_Goal of the exercise_
Each record is to be printed again precisely as it reads.

Dataset rows describing interfaces
☆ ☆ ☆ ☆ ☆ ☆ ☆
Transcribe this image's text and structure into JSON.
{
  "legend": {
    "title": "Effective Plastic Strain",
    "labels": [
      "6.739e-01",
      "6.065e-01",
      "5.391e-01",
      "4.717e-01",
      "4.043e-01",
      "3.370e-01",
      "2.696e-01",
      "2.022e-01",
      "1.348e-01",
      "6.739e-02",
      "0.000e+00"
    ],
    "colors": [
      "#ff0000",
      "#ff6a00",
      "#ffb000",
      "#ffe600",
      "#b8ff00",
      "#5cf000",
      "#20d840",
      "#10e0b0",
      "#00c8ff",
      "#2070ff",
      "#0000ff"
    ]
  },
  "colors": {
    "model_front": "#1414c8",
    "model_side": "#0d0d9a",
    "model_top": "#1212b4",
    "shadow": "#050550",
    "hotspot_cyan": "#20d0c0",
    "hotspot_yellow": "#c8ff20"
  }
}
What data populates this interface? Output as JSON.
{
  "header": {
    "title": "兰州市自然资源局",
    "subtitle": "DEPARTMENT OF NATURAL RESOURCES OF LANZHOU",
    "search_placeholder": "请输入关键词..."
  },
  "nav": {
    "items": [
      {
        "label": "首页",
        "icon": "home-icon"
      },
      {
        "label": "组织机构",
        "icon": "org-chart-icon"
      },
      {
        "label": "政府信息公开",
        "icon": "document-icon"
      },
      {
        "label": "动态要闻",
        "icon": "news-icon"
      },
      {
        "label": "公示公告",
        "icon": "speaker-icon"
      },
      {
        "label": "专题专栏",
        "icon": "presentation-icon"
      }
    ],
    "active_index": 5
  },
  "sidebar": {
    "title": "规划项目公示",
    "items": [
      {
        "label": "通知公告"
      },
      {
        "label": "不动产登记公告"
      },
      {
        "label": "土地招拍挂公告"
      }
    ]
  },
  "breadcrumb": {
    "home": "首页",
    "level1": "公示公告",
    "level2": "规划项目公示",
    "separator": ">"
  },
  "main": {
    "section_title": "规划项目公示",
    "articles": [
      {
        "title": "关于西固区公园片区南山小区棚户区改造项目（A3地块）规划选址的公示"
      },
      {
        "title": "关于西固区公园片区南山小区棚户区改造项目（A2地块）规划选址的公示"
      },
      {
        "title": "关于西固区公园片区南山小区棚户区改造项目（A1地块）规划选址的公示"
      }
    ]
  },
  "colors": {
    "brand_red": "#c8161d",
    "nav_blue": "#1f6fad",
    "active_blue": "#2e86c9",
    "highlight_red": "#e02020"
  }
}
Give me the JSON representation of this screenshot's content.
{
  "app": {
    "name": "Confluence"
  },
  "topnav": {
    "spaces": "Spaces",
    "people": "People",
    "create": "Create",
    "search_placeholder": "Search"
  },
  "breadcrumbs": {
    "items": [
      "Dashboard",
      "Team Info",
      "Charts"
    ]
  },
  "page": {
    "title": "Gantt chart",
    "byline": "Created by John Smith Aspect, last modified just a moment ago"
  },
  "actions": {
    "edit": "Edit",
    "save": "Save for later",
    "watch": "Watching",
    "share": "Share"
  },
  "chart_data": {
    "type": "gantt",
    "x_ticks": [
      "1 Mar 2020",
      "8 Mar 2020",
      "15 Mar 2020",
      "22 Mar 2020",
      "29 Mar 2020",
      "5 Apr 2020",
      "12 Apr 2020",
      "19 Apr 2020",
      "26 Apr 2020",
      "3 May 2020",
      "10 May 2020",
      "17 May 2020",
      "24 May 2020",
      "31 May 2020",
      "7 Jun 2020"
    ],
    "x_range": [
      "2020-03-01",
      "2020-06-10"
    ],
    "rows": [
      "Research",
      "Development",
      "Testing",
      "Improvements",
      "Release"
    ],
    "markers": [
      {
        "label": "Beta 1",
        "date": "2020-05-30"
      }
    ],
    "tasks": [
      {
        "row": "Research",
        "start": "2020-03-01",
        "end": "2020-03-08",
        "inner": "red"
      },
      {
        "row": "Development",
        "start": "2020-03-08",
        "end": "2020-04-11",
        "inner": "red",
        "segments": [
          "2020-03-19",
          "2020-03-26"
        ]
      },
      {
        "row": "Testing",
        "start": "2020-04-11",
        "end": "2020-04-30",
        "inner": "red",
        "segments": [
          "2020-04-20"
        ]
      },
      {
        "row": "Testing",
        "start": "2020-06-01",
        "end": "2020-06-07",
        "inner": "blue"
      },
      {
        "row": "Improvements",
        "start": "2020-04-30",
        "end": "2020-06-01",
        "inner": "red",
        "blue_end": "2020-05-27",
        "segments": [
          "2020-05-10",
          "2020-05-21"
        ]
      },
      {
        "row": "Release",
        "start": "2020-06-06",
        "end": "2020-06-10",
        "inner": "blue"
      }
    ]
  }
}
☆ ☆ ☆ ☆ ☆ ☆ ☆
_Exercise result_
Transcribe this image's text and structure into JSON.
{
  "legend": {
    "title": "Effective Plastic Strain",
    "labels": [
      "6.739e-01",
      "6.065e-01",
      "5.391e-01",
      "4.717e-01",
      "4.043e-01",
      "3.370e-01",
      "2.696e-01",
      "2.022e-01",
      "1.348e-01",
      "6.739e-02",
      "0.000e+00"
    ],
    "colors": [
      "#ff0000",
      "#ff6a00",
      "#ffb000",
      "#ffe600",
      "#b8ff00",
      "#5cf000",
      "#20d840",
      "#10e0b0",
      "#00c8ff",
      "#2070ff",
      "#0000ff"
    ]
  },
  "colors": {
    "model_front": "#1414c8",
    "model_side": "#0d0d9a",
    "model_top": "#1212b4",
    "shadow": "#050550",
    "hotspot_cyan": "#20d0c0",
    "hotspot_yellow": "#c8ff20"
  }
}
What data populates this interface? Output as JSON.
{
  "header": {
    "title": "兰州市自然资源局",
    "subtitle": "DEPARTMENT OF NATURAL RESOURCES OF LANZHOU",
    "search_placeholder": "请输入关键词..."
  },
  "nav": {
    "items": [
      {
        "label": "首页",
        "icon": "home-icon"
      },
      {
        "label": "组织机构",
        "icon": "org-chart-icon"
      },
      {
        "label": "政府信息公开",
        "icon": "document-icon"
      },
      {
        "label": "动态要闻",
        "icon": "news-icon"
      },
      {
        "label": "公示公告",
        "icon": "speaker-icon"
      },
      {
        "label": "专题专栏",
        "icon": "presentation-icon"
      }
    ],
    "active_index": 5
  },
  "sidebar": {
    "title": "规划项目公示",
    "items": [
      {
        "label": "通知公告"
      },
      {
        "label": "不动产登记公告"
      },
      {
        "label": "土地招拍挂公告"
      }
    ]
  },
  "breadcrumb": {
    "home": "首页",
    "level1": "公示公告",
    "level2": "规划项目公示",
    "separator": ">"
  },
  "main": {
    "section_title": "规划项目公示",
    "articles": [
      {
        "title": "关于西固区公园片区南山小区棚户区改造项目（A3地块）规划选址的公示"
      },
      {
        "title": "关于西固区公园片区南山小区棚户区改造项目（A2地块）规划选址的公示"
      },
      {
        "title": "关于西固区公园片区南山小区棚户区改造项目（A1地块）规划选址的公示"
      }
    ]
  },
  "colors": {
    "brand_red": "#c8161d",
    "nav_blue": "#1f6fad",
    "active_blue": "#2e86c9",
    "highlight_red": "#e02020"
  }
}
Give me the JSON representation of this screenshot's content.
{
  "app": {
    "name": "Confluence"
  },
  "topnav": {
    "spaces": "Spaces",
    "people": "People",
    "create": "Create",
    "search_placeholder": "Search"
  },
  "breadcrumbs": {
    "items": [
      "Dashboard",
      "Team Info",
      "Charts"
    ]
  },
  "page": {
    "title": "Gantt chart",
    "byline": "Created by John Smith Aspect, last modified just a moment ago"
  },
  "actions": {
    "edit": "Edit",
    "save": "Save for later",
    "watch": "Watching",
    "share": "Share"
  },
  "chart_data": {
    "type": "gantt",
    "x_ticks": [
      "1 Mar 2020",
      "8 Mar 2020",
      "15 Mar 2020",
      "22 Mar 2020",
      "29 Mar 2020",
      "5 Apr 2020",
      "12 Apr 2020",
      "19 Apr 2020",
      "26 Apr 2020",
      "3 May 2020",
      "10 May 2020",
      "17 May 2020",
      "24 May 2020",
      "31 May 2020",
      "7 Jun 2020"
    ],
    "x_range": [
      "2020-03-01",
      "2020-06-10"
    ],
    "rows": [
      "Research",
      "Development",
      "Testing",
      "Improvements",
      "Release"
    ],
    "markers": [
      {
        "label": "Beta 1",
        "date": "2020-05-30"
      }
    ],
    "tasks": [
      {
        "row": "Research",
        "start": "2020-03-01",
        "end": "2020-03-08",
        "inner": "red"
      },
      {
        "row": "Development",
        "start": "2020-03-08",
        "end": "2020-04-11",
        "inner": "red",
        "segments": [
          "2020-03-19",
          "2020-03-26"
        ]
      },
      {
        "row": "Testing",
        "start": "2020-04-11",
        "end": "2020-04-30",
        "inner": "red",
        "segments": [
          "2020-04-20"
        ]
      },
      {
        "row": "Testing",
        "start": "2020-06-01",
        "end": "2020-06-07",
        "inner": "blue"
      },
      {
        "row": "Improvements",
        "start": "2020-04-30",
        "end": "2020-06-01",
        "inner": "red",
        "blue_end": "2020-05-27",
        "segments": [
          "2020-05-10",
          "2020-05-21"
        ]
      },
      {
        "row": "Release",
        "start": "2020-06-06",
        "end": "2020-06-10",
        "inner": "blue"
      }
    ]
  }
}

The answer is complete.